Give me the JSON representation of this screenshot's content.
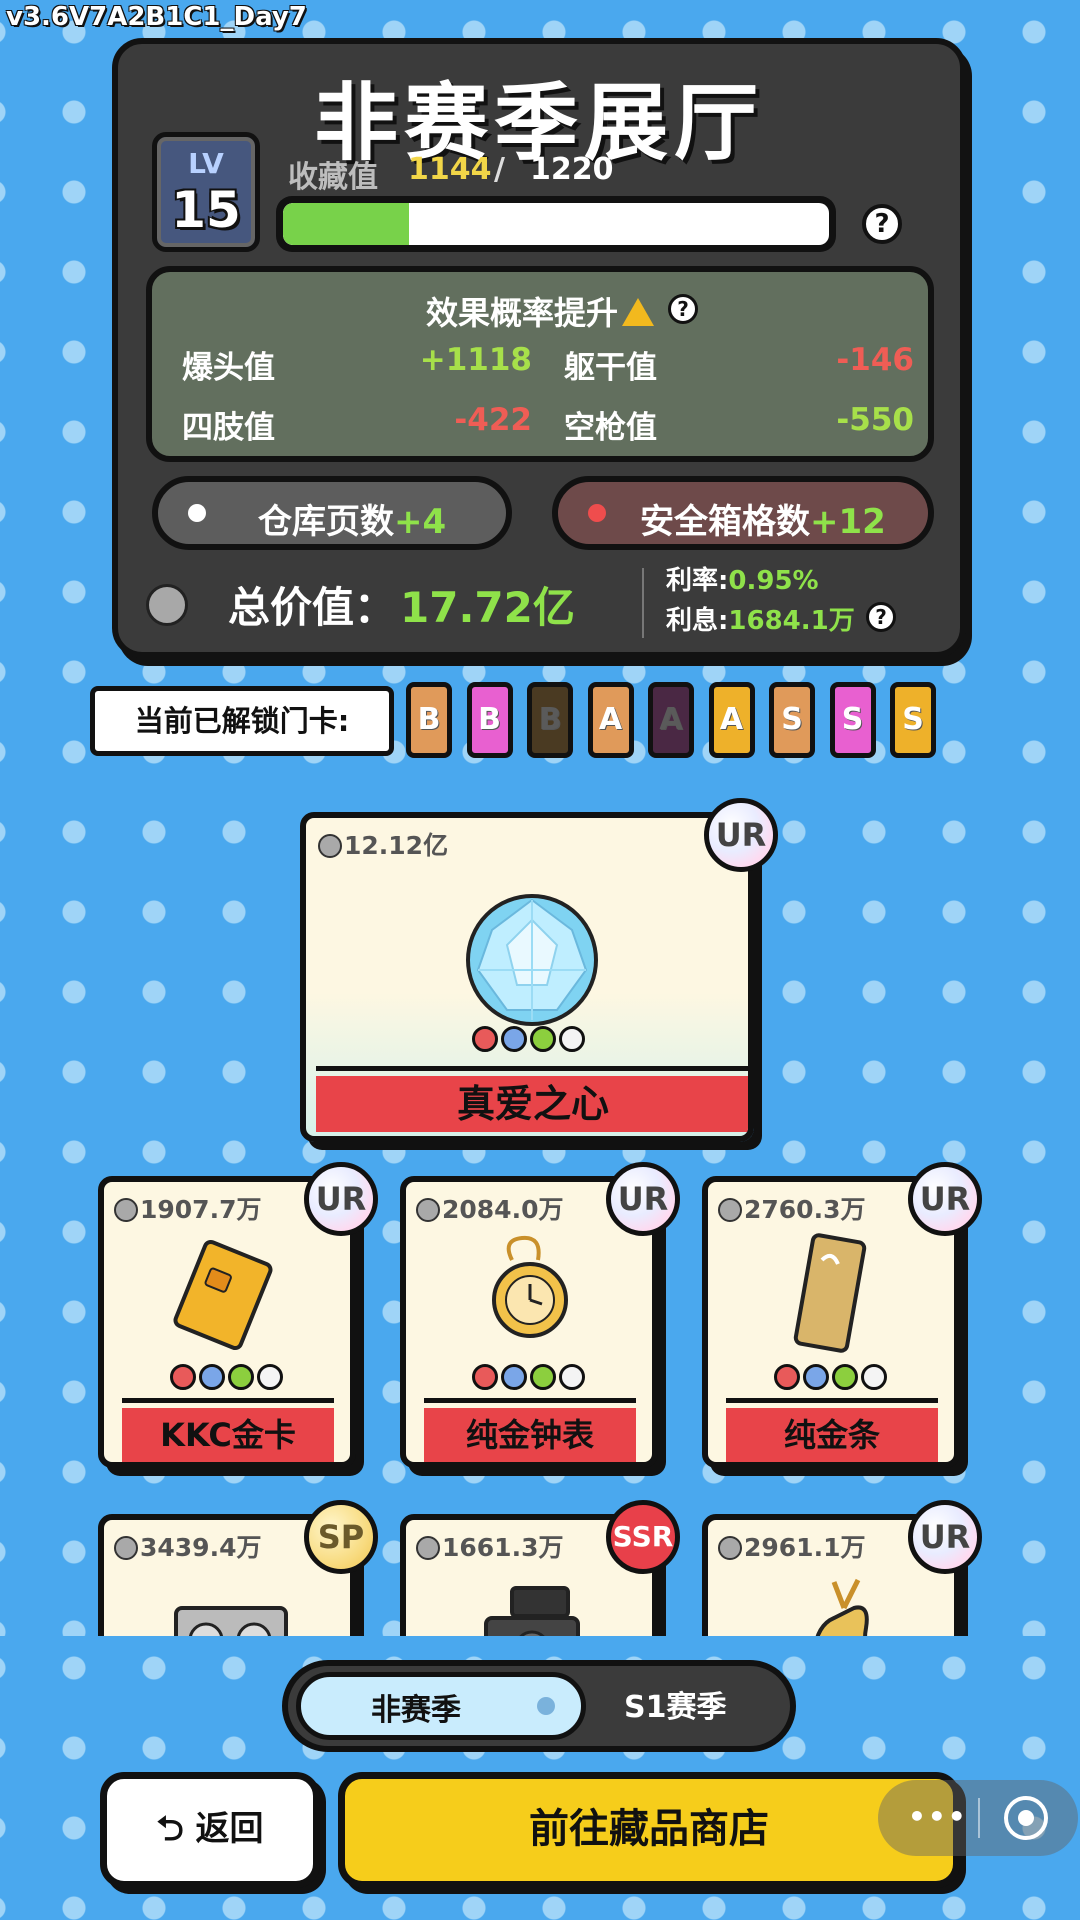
{
  "version": "v3.6V7A2B1C1_Day7",
  "hall": {
    "title": "非赛季展厅",
    "lv_label": "LV",
    "level": "15",
    "collect_label": "收藏值",
    "collect_current": "1144",
    "collect_sep": "/",
    "collect_max": "1220",
    "collect_progress": 0.23,
    "help": "?"
  },
  "effect": {
    "title": "效果概率提升",
    "stats": [
      {
        "label": "爆头值",
        "value": "+1118",
        "tone": "pos"
      },
      {
        "label": "躯干值",
        "value": "-146",
        "tone": "neg"
      },
      {
        "label": "四肢值",
        "value": "-422",
        "tone": "neg"
      },
      {
        "label": "空枪值",
        "value": "-550",
        "tone": "pos"
      }
    ]
  },
  "warehouse": {
    "label": "仓库页数",
    "bonus": "+4"
  },
  "safebox": {
    "label": "安全箱格数",
    "bonus": "+12"
  },
  "total": {
    "label": "总价值：",
    "value": "17.72亿"
  },
  "rate": {
    "label": "利率:",
    "value": "0.95%"
  },
  "interest": {
    "label": "利息:",
    "value": "1684.1万"
  },
  "unlock_label": "当前已解锁门卡:",
  "gates": [
    {
      "letter": "B",
      "color": "#e09a5a",
      "dim": false
    },
    {
      "letter": "B",
      "color": "#e860d0",
      "dim": false
    },
    {
      "letter": "B",
      "color": "#4a3a22",
      "dim": true
    },
    {
      "letter": "A",
      "color": "#e09a5a",
      "dim": false
    },
    {
      "letter": "A",
      "color": "#4a2844",
      "dim": true
    },
    {
      "letter": "A",
      "color": "#eeb12a",
      "dim": false
    },
    {
      "letter": "S",
      "color": "#e09a5a",
      "dim": false
    },
    {
      "letter": "S",
      "color": "#e860d0",
      "dim": false
    },
    {
      "letter": "S",
      "color": "#eeb12a",
      "dim": false
    }
  ],
  "featured": {
    "price": "12.12亿",
    "rarity": "UR",
    "name": "真爱之心",
    "icon": "diamond-heart-icon"
  },
  "items": [
    {
      "price": "1907.7万",
      "rarity": "UR",
      "name": "KKC金卡",
      "icon": "gold-card-icon"
    },
    {
      "price": "2084.0万",
      "rarity": "UR",
      "name": "纯金钟表",
      "icon": "gold-pocket-watch-icon"
    },
    {
      "price": "2760.3万",
      "rarity": "UR",
      "name": "纯金条",
      "icon": "gold-bar-icon"
    },
    {
      "price": "3439.4万",
      "rarity": "SP",
      "name": "",
      "icon": "graphics-card-icon"
    },
    {
      "price": "1661.3万",
      "rarity": "SSR",
      "name": "",
      "icon": "camera-icon"
    },
    {
      "price": "2961.1万",
      "rarity": "UR",
      "name": "",
      "icon": "gold-deer-icon"
    }
  ],
  "season_toggle": {
    "off_season": "非赛季",
    "s1": "S1赛季"
  },
  "buttons": {
    "back": "返回",
    "shop": "前往藏品商店"
  }
}
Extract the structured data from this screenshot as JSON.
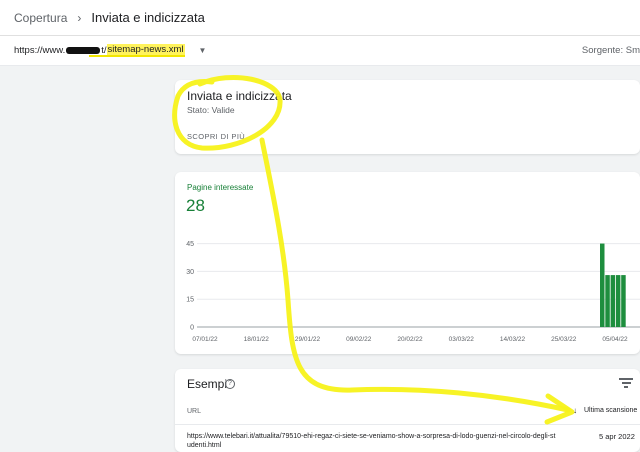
{
  "breadcrumb": {
    "parent": "Copertura",
    "separator": "›",
    "current": "Inviata e indicizzata"
  },
  "property": {
    "url_prefix": "https://www.",
    "url_slash": "t/",
    "url_highlight": "sitemap-news.xml",
    "source_label": "Sorgente: Sm"
  },
  "status_card": {
    "title": "Inviata e indicizzata",
    "status": "Stato: Valide",
    "link": "SCOPRI DI PIÙ"
  },
  "metric": {
    "label": "Pagine interessate",
    "value": "28"
  },
  "chart_data": {
    "type": "bar",
    "yticks": [
      0,
      15,
      30,
      45
    ],
    "ylim": [
      0,
      48
    ],
    "xticks": [
      "07/01/22",
      "18/01/22",
      "29/01/22",
      "09/02/22",
      "20/02/22",
      "03/03/22",
      "14/03/22",
      "25/03/22",
      "05/04/22"
    ],
    "x": [
      "01/04/22",
      "02/04/22",
      "03/04/22",
      "04/04/22",
      "05/04/22"
    ],
    "values": [
      45,
      28,
      28,
      28,
      28
    ],
    "color": "#1e8e3e"
  },
  "examples": {
    "title": "Esempi",
    "col_url": "URL",
    "col_last": "Ultima scansione",
    "rows": [
      {
        "url": "https://www.telebari.it/attualita/79510-ehi-regaz-ci-siete-se-veniamo-show-a-sorpresa-di-lodo-guenzi-nel-circolo-degli-studenti.html",
        "date": "5 apr 2022"
      }
    ]
  },
  "colors": {
    "accent_green": "#188038",
    "bar_green": "#1e8e3e",
    "annotation_yellow": "#f7f21a"
  }
}
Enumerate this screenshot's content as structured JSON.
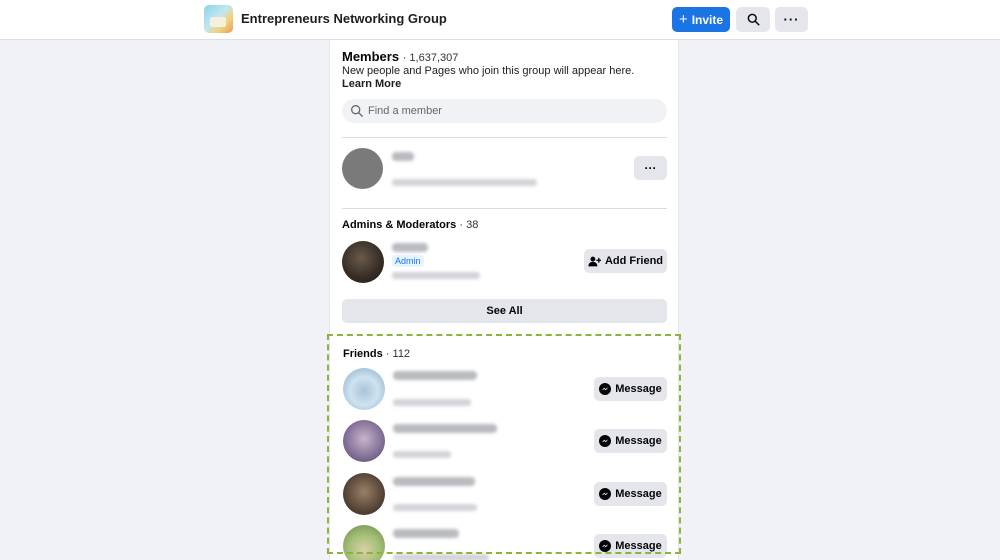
{
  "header": {
    "group_name": "Entrepreneurs Networking Group",
    "invite_label": "Invite",
    "search_icon": "search-icon",
    "more_icon": "more-icon"
  },
  "members": {
    "title": "Members",
    "count": "· 1,637,307",
    "description": "New people and Pages who join this group will appear here.",
    "learn_more": "Learn More",
    "search_placeholder": "Find a member"
  },
  "admins": {
    "title": "Admins & Moderators",
    "count": "· 38",
    "badge": "Admin",
    "add_friend_label": "Add Friend",
    "see_all_label": "See All"
  },
  "friends": {
    "title": "Friends",
    "count": "· 112",
    "message_label": "Message"
  },
  "colors": {
    "accent": "#1b74e4",
    "highlight_border": "#8cb33b",
    "button_gray": "#e4e6eb"
  }
}
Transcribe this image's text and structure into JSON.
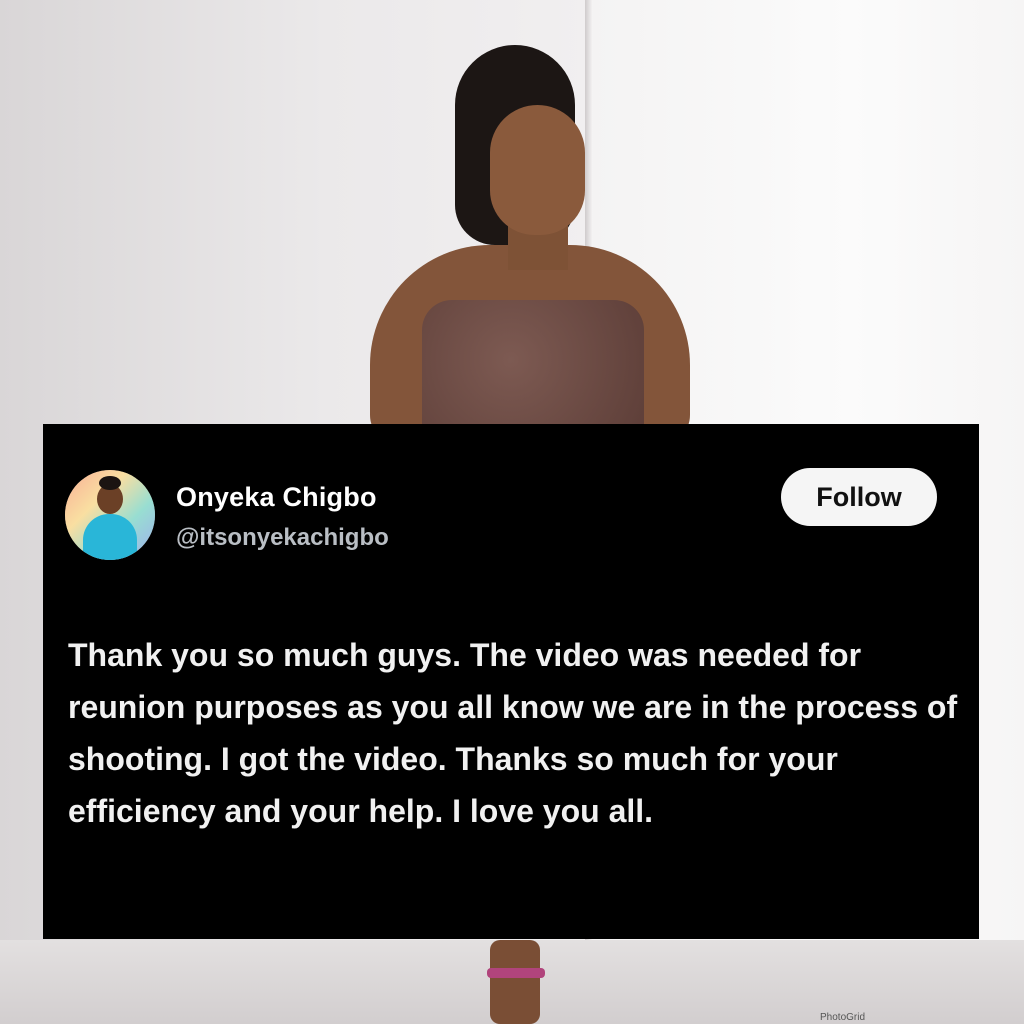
{
  "tweet": {
    "display_name": "Onyeka Chigbo",
    "handle": "@itsonyekachigbo",
    "follow_label": "Follow",
    "text": "Thank you so much guys. The video was needed for reunion purposes as you all know we are in the process of shooting. I got the video. Thanks so much for your efficiency and your help. I love you all."
  },
  "overlay": {
    "watermark": "PhotoGrid"
  },
  "colors": {
    "card_background": "#000000",
    "button_background": "#f5f5f5",
    "handle_text": "#b9bec4"
  },
  "icons": {
    "avatar": "profile-photo"
  }
}
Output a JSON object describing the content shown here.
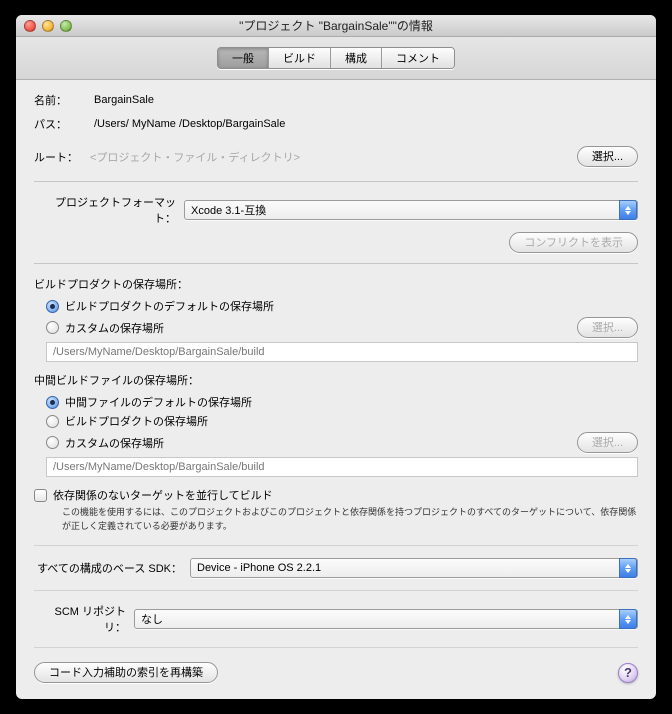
{
  "window": {
    "title": "\"プロジェクト \"BargainSale\"\"の情報"
  },
  "tabs": {
    "general": "一般",
    "build": "ビルド",
    "config": "構成",
    "comment": "コメント"
  },
  "labels": {
    "name": "名前：",
    "path": "パス：",
    "root": "ルート：",
    "root_ph": "<プロジェクト・ファイル・ディレクトリ>",
    "choose": "選択...",
    "project_format": "プロジェクトフォーマット：",
    "show_conflicts": "コンフリクトを表示",
    "build_loc_title": "ビルドプロダクトの保存場所：",
    "build_loc_default": "ビルドプロダクトのデフォルトの保存場所",
    "build_loc_custom": "カスタムの保存場所",
    "inter_loc_title": "中間ビルドファイルの保存場所：",
    "inter_loc_default": "中間ファイルのデフォルトの保存場所",
    "inter_loc_buildprod": "ビルドプロダクトの保存場所",
    "inter_loc_custom": "カスタムの保存場所",
    "dep_check": "依存関係のないターゲットを並行してビルド",
    "dep_note": "この機能を使用するには、このプロジェクトおよびこのプロジェクトと依存関係を持つプロジェクトのすべてのターゲットについて、依存関係が正しく定義されている必要があります。",
    "base_sdk": "すべての構成のベース SDK：",
    "scm": "SCM リポジトリ：",
    "rebuild_index": "コード入力補助の索引を再構築"
  },
  "values": {
    "name": "BargainSale",
    "path": "/Users/ MyName /Desktop/BargainSale",
    "format": "Xcode 3.1-互換",
    "build_path": "/Users/MyName/Desktop/BargainSale/build",
    "inter_path": "/Users/MyName/Desktop/BargainSale/build",
    "base_sdk": "Device - iPhone OS 2.2.1",
    "scm": "なし"
  }
}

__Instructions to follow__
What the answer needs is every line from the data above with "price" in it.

__Written reply__
    "price": "12.12亿",
      "price": "1907.7万",
      "price": "2084.0万",
      "price": "2760.3万",
      "price": "3439.4万",
      "price": "1661.3万",
      "price": "2961.1万",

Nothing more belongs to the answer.